===== INFORMATION SHOWN =====

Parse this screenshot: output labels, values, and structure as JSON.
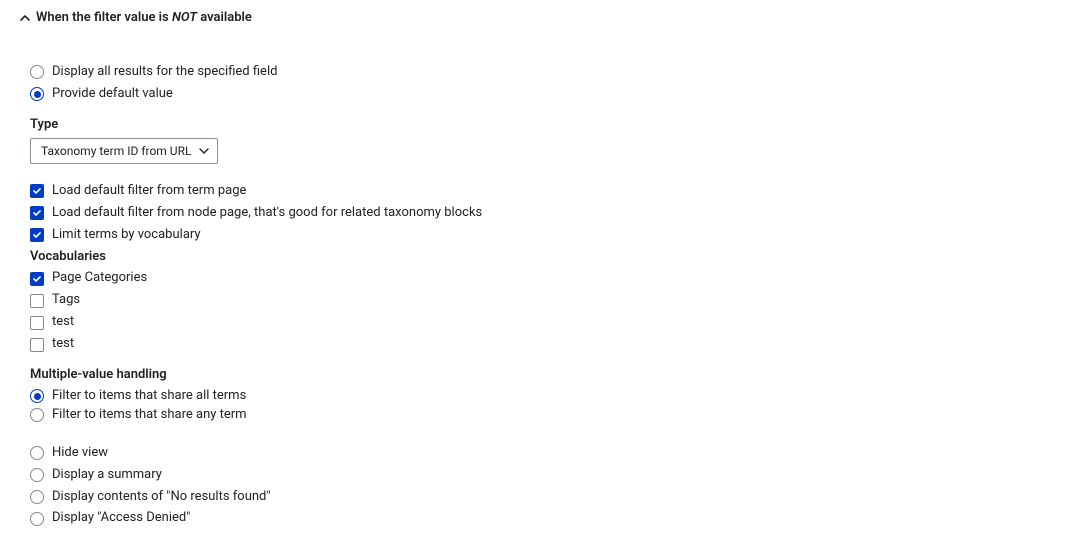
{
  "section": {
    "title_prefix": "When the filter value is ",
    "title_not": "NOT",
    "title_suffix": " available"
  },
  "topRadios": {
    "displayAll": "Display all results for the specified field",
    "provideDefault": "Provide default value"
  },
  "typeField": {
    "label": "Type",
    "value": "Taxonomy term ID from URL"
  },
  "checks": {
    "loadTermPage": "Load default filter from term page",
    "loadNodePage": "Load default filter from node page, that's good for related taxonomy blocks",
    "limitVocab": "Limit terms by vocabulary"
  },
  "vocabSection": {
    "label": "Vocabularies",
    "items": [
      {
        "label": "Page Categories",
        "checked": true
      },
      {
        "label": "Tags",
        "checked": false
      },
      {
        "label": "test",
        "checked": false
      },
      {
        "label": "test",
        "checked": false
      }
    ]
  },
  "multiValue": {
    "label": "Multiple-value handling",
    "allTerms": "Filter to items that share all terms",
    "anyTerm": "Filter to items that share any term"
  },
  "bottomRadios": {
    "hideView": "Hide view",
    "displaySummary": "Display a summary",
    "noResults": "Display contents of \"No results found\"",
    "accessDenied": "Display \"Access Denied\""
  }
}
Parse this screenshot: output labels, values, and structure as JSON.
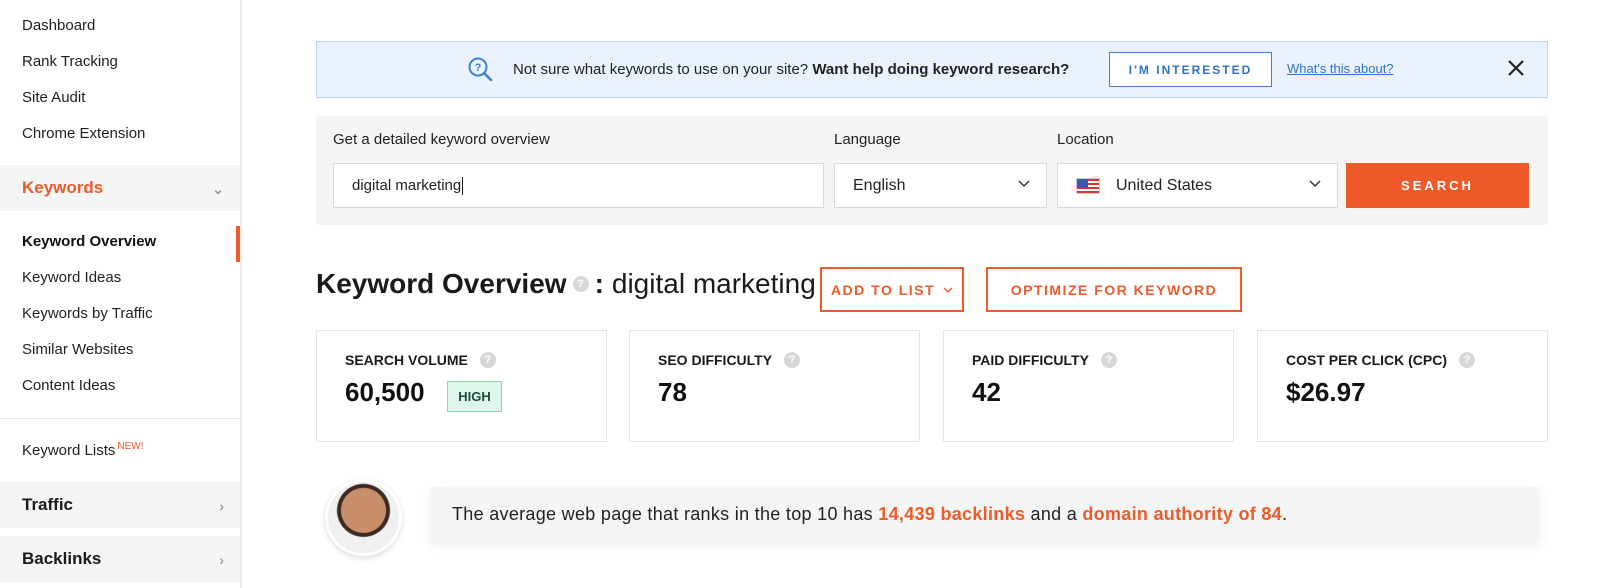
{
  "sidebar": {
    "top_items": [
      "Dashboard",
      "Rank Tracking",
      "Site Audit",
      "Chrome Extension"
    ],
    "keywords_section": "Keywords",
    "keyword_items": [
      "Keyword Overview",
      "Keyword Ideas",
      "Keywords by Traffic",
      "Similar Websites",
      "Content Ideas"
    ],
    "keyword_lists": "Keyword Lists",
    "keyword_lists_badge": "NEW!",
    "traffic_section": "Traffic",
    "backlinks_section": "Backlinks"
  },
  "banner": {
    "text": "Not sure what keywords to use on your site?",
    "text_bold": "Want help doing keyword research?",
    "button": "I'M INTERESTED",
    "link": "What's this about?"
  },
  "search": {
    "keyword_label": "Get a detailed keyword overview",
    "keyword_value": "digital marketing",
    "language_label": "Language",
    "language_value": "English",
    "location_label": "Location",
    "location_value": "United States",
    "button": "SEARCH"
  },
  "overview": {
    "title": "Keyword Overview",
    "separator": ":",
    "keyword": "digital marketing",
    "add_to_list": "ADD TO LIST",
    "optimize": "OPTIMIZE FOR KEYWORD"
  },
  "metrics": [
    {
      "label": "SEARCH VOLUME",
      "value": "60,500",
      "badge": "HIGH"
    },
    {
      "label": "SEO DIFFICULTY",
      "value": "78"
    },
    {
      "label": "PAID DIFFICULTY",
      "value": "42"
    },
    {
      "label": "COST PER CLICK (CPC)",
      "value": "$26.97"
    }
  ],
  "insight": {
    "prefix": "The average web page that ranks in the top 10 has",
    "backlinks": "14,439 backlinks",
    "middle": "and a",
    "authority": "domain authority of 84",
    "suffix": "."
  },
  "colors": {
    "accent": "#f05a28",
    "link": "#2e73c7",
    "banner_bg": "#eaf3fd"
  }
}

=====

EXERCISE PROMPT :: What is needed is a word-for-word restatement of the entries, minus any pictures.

SOLVED EXERCISE ::
Parse this screenshot: output labels, values, and structure as JSON.
{
  "section": {
    "title_prefix": "When the filter value is ",
    "title_not": "NOT",
    "title_suffix": " available"
  },
  "topRadios": {
    "displayAll": "Display all results for the specified field",
    "provideDefault": "Provide default value"
  },
  "typeField": {
    "label": "Type",
    "value": "Taxonomy term ID from URL"
  },
  "checks": {
    "loadTermPage": "Load default filter from term page",
    "loadNodePage": "Load default filter from node page, that's good for related taxonomy blocks",
    "limitVocab": "Limit terms by vocabulary"
  },
  "vocabSection": {
    "label": "Vocabularies",
    "items": [
      {
        "label": "Page Categories",
        "checked": true
      },
      {
        "label": "Tags",
        "checked": false
      },
      {
        "label": "test",
        "checked": false
      },
      {
        "label": "test",
        "checked": false
      }
    ]
  },
  "multiValue": {
    "label": "Multiple-value handling",
    "allTerms": "Filter to items that share all terms",
    "anyTerm": "Filter to items that share any term"
  },
  "bottomRadios": {
    "hideView": "Hide view",
    "displaySummary": "Display a summary",
    "noResults": "Display contents of \"No results found\"",
    "accessDenied": "Display \"Access Denied\""
  }
}
Parse this screenshot: output labels, values, and structure as JSON.
{
  "sidebar": {
    "top_items": [
      "Dashboard",
      "Rank Tracking",
      "Site Audit",
      "Chrome Extension"
    ],
    "keywords_section": "Keywords",
    "keyword_items": [
      "Keyword Overview",
      "Keyword Ideas",
      "Keywords by Traffic",
      "Similar Websites",
      "Content Ideas"
    ],
    "keyword_lists": "Keyword Lists",
    "keyword_lists_badge": "NEW!",
    "traffic_section": "Traffic",
    "backlinks_section": "Backlinks"
  },
  "banner": {
    "text": "Not sure what keywords to use on your site?",
    "text_bold": "Want help doing keyword research?",
    "button": "I'M INTERESTED",
    "link": "What's this about?"
  },
  "search": {
    "keyword_label": "Get a detailed keyword overview",
    "keyword_value": "digital marketing",
    "language_label": "Language",
    "language_value": "English",
    "location_label": "Location",
    "location_value": "United States",
    "button": "SEARCH"
  },
  "overview": {
    "title": "Keyword Overview",
    "separator": ":",
    "keyword": "digital marketing",
    "add_to_list": "ADD TO LIST",
    "optimize": "OPTIMIZE FOR KEYWORD"
  },
  "metrics": [
    {
      "label": "SEARCH VOLUME",
      "value": "60,500",
      "badge": "HIGH"
    },
    {
      "label": "SEO DIFFICULTY",
      "value": "78"
    },
    {
      "label": "PAID DIFFICULTY",
      "value": "42"
    },
    {
      "label": "COST PER CLICK (CPC)",
      "value": "$26.97"
    }
  ],
  "insight": {
    "prefix": "The average web page that ranks in the top 10 has",
    "backlinks": "14,439 backlinks",
    "middle": "and a",
    "authority": "domain authority of 84",
    "suffix": "."
  },
  "colors": {
    "accent": "#f05a28",
    "link": "#2e73c7",
    "banner_bg": "#eaf3fd"
  }
}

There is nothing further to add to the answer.